# Problem details:
Every entry below should be printed exactly.

# Information shown:
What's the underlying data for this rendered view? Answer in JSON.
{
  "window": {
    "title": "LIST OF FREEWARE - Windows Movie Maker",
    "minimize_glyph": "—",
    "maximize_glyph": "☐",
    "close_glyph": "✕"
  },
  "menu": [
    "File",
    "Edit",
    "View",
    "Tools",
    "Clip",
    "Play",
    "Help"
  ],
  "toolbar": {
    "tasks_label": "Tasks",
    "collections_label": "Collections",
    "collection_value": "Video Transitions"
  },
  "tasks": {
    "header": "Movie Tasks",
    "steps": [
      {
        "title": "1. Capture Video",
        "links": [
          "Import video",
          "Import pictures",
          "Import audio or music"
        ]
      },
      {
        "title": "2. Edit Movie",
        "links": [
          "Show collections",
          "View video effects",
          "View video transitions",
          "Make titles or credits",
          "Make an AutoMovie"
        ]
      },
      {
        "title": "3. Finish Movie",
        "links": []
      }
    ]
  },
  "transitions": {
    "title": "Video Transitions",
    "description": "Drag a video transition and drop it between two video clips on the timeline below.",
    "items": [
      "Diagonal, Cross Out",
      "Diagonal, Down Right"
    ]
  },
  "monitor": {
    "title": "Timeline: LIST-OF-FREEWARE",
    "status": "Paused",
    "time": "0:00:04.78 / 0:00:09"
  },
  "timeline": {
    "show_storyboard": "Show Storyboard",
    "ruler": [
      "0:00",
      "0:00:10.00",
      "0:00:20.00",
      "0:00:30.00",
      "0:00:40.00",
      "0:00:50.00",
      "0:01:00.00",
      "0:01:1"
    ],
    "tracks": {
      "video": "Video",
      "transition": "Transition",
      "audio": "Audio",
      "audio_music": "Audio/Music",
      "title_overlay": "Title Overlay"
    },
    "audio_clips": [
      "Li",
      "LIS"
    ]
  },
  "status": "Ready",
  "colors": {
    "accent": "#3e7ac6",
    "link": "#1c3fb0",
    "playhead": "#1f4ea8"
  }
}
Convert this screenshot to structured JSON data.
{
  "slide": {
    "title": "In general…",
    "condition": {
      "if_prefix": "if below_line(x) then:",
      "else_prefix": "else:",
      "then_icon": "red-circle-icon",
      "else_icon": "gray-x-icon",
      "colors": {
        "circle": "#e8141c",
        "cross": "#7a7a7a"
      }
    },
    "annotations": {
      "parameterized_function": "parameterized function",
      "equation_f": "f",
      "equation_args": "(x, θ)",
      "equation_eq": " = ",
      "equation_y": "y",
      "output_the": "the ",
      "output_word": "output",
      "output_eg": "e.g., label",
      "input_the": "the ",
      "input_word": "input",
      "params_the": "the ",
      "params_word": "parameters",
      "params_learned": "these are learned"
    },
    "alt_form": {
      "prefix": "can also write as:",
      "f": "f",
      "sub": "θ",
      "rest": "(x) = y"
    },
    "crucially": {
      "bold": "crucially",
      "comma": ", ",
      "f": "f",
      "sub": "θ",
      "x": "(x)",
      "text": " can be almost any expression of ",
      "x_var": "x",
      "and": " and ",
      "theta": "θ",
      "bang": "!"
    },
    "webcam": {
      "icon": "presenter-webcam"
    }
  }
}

# Answer box:
What's the underlying data for this rendered view? Answer in JSON.
{
  "window": {
    "title": "LIST OF FREEWARE - Windows Movie Maker",
    "minimize_glyph": "—",
    "maximize_glyph": "☐",
    "close_glyph": "✕"
  },
  "menu": [
    "File",
    "Edit",
    "View",
    "Tools",
    "Clip",
    "Play",
    "Help"
  ],
  "toolbar": {
    "tasks_label": "Tasks",
    "collections_label": "Collections",
    "collection_value": "Video Transitions"
  },
  "tasks": {
    "header": "Movie Tasks",
    "steps": [
      {
        "title": "1. Capture Video",
        "links": [
          "Import video",
          "Import pictures",
          "Import audio or music"
        ]
      },
      {
        "title": "2. Edit Movie",
        "links": [
          "Show collections",
          "View video effects",
          "View video transitions",
          "Make titles or credits",
          "Make an AutoMovie"
        ]
      },
      {
        "title": "3. Finish Movie",
        "links": []
      }
    ]
  },
  "transitions": {
    "title": "Video Transitions",
    "description": "Drag a video transition and drop it between two video clips on the timeline below.",
    "items": [
      "Diagonal, Cross Out",
      "Diagonal, Down Right"
    ]
  },
  "monitor": {
    "title": "Timeline: LIST-OF-FREEWARE",
    "status": "Paused",
    "time": "0:00:04.78 / 0:00:09"
  },
  "timeline": {
    "show_storyboard": "Show Storyboard",
    "ruler": [
      "0:00",
      "0:00:10.00",
      "0:00:20.00",
      "0:00:30.00",
      "0:00:40.00",
      "0:00:50.00",
      "0:01:00.00",
      "0:01:1"
    ],
    "tracks": {
      "video": "Video",
      "transition": "Transition",
      "audio": "Audio",
      "audio_music": "Audio/Music",
      "title_overlay": "Title Overlay"
    },
    "audio_clips": [
      "Li",
      "LIS"
    ]
  },
  "status": "Ready",
  "colors": {
    "accent": "#3e7ac6",
    "link": "#1c3fb0",
    "playhead": "#1f4ea8"
  }
}
Convert this screenshot to structured JSON data.
{
  "slide": {
    "title": "In general…",
    "condition": {
      "if_prefix": "if below_line(x) then:",
      "else_prefix": "else:",
      "then_icon": "red-circle-icon",
      "else_icon": "gray-x-icon",
      "colors": {
        "circle": "#e8141c",
        "cross": "#7a7a7a"
      }
    },
    "annotations": {
      "parameterized_function": "parameterized function",
      "equation_f": "f",
      "equation_args": "(x, θ)",
      "equation_eq": " = ",
      "equation_y": "y",
      "output_the": "the ",
      "output_word": "output",
      "output_eg": "e.g., label",
      "input_the": "the ",
      "input_word": "input",
      "params_the": "the ",
      "params_word": "parameters",
      "params_learned": "these are learned"
    },
    "alt_form": {
      "prefix": "can also write as:",
      "f": "f",
      "sub": "θ",
      "rest": "(x) = y"
    },
    "crucially": {
      "bold": "crucially",
      "comma": ", ",
      "f": "f",
      "sub": "θ",
      "x": "(x)",
      "text": " can be almost any expression of ",
      "x_var": "x",
      "and": " and ",
      "theta": "θ",
      "bang": "!"
    },
    "webcam": {
      "icon": "presenter-webcam"
    }
  }
}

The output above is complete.